The objective is to keep the panels facing the sun. The pointing accuracy is not critical, as small angular errors do not decrease the apparent panel area by much. For example, a 10 degree error changes the panel apparent area to 98%. (cosine 10 degrees.) For focusing collectors, accuracy is very important.
One source of the data for the sun's position is here. The sun's azmuth and elevation appears in table form, where the date, location, time interval is specified.
One Axis Control = one control motor.
The axis of rotation is either parallel to the earth's axis, or horizontal, but facing N-S.
Pros: Control is easy, as the angle is almost equal to the sun's hour angle. No complicated trigonometry. But the controller can factor in the coordinate transformations found in chapter 4 of Power From the Sun.
Cons: The height of the array can be higher than the 2 axis array, depending on the array size.
The panels start to rotate in the morning, when usable energy can be harvested. The rate of panel motion is constant, at 1 rev per day. The rotation continues, rain or shine, to the end of the day, at which point the panels are motorized back to the start position. Then wake up and start over in the morning.
Control: Microcontroller - see Control Package
Two Axis Control = two control motors.
There are 2 ways to configure the axis of rotation. In one way, there is a vertical axis - the sun's azimuth, and there is a horizontal axis that rides with the vertical axis - the sun's elevation. The equations are found in Power From the Sun, chapter 3. The second way to configure the 2 axis is shown pole tracker picture. Basically the 2 bars are rotated with separate motors. One I call the daily axis (E-W rotation) and the other I call the seasonal axis ( adjusting for the height of the sun at noon, and throughout the day. The equations for this are found in Power From the Sun, chapter 4.

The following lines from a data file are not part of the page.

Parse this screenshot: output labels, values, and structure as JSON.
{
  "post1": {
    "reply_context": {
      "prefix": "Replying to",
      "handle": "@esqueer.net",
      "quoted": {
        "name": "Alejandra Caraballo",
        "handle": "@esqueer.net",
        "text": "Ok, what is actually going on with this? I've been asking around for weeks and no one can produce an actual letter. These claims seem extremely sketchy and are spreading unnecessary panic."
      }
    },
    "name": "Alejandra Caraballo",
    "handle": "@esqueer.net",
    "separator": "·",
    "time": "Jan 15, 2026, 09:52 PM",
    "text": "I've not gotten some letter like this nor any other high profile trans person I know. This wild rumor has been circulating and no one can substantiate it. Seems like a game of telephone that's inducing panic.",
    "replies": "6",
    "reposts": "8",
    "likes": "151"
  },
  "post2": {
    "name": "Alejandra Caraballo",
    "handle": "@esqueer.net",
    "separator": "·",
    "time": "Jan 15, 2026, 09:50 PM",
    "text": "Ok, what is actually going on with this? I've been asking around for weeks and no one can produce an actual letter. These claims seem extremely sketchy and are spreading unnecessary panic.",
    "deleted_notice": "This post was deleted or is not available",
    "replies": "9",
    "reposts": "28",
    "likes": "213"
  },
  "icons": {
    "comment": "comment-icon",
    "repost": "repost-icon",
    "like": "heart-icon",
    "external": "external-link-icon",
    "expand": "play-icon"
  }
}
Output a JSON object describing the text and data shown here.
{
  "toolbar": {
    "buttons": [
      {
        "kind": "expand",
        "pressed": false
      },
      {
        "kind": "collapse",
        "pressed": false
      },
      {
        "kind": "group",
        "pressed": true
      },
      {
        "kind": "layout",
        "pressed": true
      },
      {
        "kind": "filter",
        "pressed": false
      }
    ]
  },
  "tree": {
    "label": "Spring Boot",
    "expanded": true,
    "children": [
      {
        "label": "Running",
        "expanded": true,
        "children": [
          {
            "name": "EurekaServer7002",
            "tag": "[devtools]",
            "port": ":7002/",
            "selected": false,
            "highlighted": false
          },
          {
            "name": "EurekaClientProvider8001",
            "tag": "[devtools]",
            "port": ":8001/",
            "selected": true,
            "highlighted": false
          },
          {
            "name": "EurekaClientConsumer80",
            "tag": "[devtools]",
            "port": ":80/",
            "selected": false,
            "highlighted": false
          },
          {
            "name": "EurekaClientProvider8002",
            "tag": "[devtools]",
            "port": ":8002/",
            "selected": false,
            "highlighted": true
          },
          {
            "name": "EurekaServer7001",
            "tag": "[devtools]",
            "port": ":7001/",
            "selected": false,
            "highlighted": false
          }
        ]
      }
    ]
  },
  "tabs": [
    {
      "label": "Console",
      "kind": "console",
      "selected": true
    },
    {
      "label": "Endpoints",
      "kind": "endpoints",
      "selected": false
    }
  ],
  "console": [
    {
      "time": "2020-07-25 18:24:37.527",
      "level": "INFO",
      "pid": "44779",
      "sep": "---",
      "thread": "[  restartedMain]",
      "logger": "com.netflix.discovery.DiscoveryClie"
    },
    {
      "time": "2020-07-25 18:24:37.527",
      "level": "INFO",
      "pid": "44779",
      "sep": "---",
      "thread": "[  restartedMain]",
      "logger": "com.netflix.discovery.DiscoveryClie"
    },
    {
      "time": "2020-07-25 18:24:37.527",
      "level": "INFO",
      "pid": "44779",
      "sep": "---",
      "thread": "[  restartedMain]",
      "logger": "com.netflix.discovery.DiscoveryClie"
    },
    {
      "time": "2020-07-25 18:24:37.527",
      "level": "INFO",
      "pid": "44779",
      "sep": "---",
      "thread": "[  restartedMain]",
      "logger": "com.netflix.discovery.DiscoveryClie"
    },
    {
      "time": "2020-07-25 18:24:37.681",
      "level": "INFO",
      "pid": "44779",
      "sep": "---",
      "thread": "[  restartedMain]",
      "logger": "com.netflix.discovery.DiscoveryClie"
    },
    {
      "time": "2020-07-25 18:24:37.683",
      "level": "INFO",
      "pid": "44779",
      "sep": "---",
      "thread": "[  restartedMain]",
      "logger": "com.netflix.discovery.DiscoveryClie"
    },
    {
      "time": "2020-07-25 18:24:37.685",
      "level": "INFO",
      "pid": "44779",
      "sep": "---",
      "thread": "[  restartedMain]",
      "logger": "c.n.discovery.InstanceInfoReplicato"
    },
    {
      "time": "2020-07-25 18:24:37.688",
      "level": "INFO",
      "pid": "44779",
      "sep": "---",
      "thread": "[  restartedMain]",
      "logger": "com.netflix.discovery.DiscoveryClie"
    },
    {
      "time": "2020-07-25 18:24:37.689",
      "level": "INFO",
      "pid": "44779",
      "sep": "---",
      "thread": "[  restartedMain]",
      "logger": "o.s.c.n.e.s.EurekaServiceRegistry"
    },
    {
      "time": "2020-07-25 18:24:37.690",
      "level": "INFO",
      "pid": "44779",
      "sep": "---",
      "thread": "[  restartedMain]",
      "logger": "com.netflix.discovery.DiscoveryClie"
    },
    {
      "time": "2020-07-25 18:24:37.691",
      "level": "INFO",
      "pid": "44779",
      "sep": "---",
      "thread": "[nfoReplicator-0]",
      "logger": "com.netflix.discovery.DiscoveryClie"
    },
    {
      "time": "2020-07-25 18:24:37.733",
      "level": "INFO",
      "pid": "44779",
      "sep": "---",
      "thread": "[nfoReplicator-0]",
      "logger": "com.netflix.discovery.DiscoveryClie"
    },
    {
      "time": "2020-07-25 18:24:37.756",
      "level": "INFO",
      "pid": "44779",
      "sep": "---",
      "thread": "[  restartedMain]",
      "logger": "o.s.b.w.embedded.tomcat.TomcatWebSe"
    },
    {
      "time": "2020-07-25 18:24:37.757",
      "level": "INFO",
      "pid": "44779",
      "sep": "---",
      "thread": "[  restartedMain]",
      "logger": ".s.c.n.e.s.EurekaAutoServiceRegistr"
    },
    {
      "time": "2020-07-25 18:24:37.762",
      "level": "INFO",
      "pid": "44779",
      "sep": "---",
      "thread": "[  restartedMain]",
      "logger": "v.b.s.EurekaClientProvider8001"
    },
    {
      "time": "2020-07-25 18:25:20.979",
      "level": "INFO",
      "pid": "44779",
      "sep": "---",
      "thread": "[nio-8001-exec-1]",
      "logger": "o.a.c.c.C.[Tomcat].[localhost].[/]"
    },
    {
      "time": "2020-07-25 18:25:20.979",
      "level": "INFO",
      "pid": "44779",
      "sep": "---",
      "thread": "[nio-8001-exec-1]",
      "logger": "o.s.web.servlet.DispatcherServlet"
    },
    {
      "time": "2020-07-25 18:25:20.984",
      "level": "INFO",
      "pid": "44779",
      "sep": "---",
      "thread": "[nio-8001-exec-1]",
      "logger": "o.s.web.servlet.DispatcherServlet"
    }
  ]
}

Pros: The height of the array is lower than the single axis array. makes cleaning and assembly somewhat easier.
Cons: The control is more challenging, as you have to compute the azimuth and elevation.
Control: The motors are turned on and off, throughout the day, to emulate 1 rev per day.
For 2 axis trackers, the apparent axis of motion is parallel to the earth's axis. However, the mechanical movement of the panels is a composite of 2 movements - a movement about a vertical axis, and a horizontal axis. The current design has a 20 RPM motor turning a leadscrew, with 8 threads per inch. The motion of the 2 motors is incremental. That is, the motors cause the array to rotate much quicker that the earth's rotation. So they rotate a little bit, and wait for a longer amount of time.
Predicting the sun's altitude and elevation.
The equations for finding the altitude and elevation are generally found in Wikipedia. Power From the Sun. (Also see Astronomical Algorithms by Jean Meeus.) The variables needed are latitude, longitude, day of year, and the time. A microcontroller is used to compute the solar Azimuth and Elevation based on the time and date, and latitude/longitude input, by the user. In order to keep the cost down, the drive motors turn a leadscrew, and through a bar linkage, adjusts the azimuth (or elevation).
A thanks for the people at Matrix Multemedia for developing Flowcode, a GUI for writing C code in the background.
Bottom Line: Accurate tracking is not necessary, because if you are close to alignment, that is good enough. For example, if you are 10 degrees off, the loss is 1 - cosine(10) = 1.5 %. If 20 degrees off, 1-cosine(20) = 6%.